With the lift of the structure above base flood elevation as a zoning requirement, the Owners’ aspiration was to inhabit modest but carefully interconnected pavilions that levitate above the tropical landscape. The simplicity of form is achieved through the configuration of the L-shaped structure that is composed of two rectilinear pavilions. Containing the public aspects of the program as well as the Owners’ quarters, the main pavilion is carefully carved out to open itself toward the water views of Big Sarasota Pass. This uninterrupted view becomes the common datum that links the spaces of the open floor plan and the adjacent rooms. Separated from the main pavilion by a transparent two-story entry stair, the private elements of the program are gathered in a long and narrow volume. The orientation of the guest pavilion takes advantage of the internal courtyard containing a tropical garden with lap pool while also providing additional water views.
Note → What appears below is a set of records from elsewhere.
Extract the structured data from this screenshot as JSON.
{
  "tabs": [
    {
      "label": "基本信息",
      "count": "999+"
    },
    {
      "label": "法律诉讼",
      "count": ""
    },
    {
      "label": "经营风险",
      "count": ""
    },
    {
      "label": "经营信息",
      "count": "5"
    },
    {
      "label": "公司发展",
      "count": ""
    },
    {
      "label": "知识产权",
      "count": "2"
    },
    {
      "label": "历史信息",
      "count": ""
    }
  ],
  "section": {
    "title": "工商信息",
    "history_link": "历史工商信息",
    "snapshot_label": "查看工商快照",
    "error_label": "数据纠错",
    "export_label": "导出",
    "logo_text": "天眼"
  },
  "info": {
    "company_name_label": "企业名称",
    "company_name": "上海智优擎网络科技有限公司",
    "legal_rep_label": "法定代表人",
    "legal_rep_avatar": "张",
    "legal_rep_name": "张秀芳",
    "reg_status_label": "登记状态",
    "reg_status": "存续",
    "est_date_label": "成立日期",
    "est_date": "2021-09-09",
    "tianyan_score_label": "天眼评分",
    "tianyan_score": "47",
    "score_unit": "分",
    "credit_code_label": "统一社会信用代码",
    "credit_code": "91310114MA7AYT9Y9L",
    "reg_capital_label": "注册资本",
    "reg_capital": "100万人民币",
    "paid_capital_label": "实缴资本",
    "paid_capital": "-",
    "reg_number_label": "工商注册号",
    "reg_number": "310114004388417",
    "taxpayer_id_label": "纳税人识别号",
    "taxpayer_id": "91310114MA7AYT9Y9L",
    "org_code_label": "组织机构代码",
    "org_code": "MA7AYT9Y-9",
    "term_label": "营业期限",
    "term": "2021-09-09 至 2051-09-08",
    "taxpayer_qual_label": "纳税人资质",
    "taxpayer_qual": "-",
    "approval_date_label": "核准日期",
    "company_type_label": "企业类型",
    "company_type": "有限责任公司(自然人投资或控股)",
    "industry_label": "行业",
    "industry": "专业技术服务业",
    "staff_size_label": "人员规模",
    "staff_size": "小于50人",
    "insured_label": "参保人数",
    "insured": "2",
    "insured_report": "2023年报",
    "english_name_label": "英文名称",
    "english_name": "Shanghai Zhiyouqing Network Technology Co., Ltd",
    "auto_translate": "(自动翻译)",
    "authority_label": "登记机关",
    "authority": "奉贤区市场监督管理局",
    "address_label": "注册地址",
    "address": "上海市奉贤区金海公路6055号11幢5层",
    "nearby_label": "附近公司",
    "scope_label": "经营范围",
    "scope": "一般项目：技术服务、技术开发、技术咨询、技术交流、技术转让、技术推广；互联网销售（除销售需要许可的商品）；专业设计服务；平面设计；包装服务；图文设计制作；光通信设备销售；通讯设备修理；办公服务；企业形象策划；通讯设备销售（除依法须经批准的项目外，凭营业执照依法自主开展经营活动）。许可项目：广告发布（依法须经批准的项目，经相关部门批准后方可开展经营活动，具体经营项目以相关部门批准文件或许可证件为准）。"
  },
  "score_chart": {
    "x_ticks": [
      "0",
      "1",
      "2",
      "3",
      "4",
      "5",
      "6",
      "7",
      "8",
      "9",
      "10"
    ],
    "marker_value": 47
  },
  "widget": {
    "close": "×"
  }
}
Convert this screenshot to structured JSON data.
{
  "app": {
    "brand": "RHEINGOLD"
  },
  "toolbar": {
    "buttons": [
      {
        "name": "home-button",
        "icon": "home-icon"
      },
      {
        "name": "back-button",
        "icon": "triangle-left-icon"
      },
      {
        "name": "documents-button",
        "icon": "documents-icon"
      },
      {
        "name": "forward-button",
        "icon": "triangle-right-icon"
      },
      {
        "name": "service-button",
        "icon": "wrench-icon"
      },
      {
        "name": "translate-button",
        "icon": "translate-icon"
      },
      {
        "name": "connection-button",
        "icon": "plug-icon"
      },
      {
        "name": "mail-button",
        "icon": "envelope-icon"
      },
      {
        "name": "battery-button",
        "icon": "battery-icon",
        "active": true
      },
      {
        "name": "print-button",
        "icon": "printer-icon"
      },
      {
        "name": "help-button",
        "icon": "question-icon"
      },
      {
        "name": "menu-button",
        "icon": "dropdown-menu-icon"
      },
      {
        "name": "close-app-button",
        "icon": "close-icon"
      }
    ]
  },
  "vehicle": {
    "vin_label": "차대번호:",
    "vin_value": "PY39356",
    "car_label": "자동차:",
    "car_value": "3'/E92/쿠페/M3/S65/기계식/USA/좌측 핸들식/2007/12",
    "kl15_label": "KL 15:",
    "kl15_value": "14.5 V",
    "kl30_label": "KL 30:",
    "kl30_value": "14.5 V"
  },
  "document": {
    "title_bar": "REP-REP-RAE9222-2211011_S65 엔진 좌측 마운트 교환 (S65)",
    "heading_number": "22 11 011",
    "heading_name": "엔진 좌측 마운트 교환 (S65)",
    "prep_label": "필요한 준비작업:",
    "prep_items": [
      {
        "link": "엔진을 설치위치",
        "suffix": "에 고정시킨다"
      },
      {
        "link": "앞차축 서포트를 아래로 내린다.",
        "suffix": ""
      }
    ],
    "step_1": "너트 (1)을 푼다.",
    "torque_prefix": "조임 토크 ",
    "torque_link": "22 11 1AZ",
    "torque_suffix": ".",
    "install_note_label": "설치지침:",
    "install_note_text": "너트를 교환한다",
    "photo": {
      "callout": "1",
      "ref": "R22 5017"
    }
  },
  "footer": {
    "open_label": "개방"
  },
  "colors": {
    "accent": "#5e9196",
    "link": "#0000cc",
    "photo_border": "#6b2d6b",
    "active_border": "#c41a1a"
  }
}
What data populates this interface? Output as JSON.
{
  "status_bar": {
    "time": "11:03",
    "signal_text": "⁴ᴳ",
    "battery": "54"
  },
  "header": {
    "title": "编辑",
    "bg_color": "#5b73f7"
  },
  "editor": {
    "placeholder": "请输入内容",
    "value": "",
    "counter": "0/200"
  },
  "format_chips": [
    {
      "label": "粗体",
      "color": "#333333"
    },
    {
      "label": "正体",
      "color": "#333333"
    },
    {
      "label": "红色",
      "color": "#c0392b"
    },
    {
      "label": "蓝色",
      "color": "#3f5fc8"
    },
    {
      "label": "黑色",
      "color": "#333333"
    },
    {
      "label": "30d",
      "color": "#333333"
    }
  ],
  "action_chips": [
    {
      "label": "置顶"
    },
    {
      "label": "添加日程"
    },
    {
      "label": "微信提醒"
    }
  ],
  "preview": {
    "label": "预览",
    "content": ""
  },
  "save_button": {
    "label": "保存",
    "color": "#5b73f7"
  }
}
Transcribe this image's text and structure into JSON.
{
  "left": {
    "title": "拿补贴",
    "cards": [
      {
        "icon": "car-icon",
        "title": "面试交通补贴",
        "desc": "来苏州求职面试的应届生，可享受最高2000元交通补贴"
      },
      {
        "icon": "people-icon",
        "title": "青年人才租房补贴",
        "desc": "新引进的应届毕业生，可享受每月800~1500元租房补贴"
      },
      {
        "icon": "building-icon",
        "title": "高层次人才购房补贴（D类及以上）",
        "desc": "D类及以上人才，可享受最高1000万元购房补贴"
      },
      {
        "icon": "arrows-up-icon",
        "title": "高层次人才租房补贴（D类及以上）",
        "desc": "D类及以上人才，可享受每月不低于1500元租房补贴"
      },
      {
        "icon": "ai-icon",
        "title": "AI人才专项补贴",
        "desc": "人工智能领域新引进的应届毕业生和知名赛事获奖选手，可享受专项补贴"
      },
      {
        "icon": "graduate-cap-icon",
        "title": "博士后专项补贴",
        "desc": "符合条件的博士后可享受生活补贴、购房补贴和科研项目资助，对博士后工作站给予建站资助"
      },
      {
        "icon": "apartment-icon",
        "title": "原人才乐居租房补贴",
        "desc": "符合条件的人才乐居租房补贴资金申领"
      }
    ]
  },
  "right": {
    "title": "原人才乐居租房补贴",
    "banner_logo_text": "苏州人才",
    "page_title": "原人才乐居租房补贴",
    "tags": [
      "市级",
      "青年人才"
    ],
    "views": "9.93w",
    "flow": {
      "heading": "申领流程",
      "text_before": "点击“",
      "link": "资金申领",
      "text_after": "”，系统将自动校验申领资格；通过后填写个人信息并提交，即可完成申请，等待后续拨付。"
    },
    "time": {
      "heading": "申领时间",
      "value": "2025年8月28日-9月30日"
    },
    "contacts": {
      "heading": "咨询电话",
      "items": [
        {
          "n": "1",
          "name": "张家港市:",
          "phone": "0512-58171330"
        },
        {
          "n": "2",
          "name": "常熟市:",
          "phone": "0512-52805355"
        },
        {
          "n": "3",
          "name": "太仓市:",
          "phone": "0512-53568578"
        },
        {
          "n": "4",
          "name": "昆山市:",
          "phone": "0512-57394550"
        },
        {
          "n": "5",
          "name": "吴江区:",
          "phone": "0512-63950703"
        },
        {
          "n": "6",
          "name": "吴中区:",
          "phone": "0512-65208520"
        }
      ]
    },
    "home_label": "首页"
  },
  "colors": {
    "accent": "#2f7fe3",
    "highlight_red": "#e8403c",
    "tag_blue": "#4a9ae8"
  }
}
The cantilevered extension of this volume above the private courtyard entry screen enhances the essence of the floating structure as if it was reaching out to capture the views of Bayou Louise on the opposite side of the property.
The delicate expression and detailing of architectural elements further reinforce the simplicity of the structure while addressing the local climate. Strategically placed vertical shading screens, deep overhangs, and nested windows emphasize the integrity of the structure by their adaptation and interplay with the Florida sun. The careful composition of repetitive but limited material palette of exposed board-on-board concrete on the ground floor, vertical composite wood shading screens and siding on the elevated structure, and white portland cement plaster provide a gesture of unity as well as an understated elegance and timelessness.
Siesta Key | Sarasota, Florida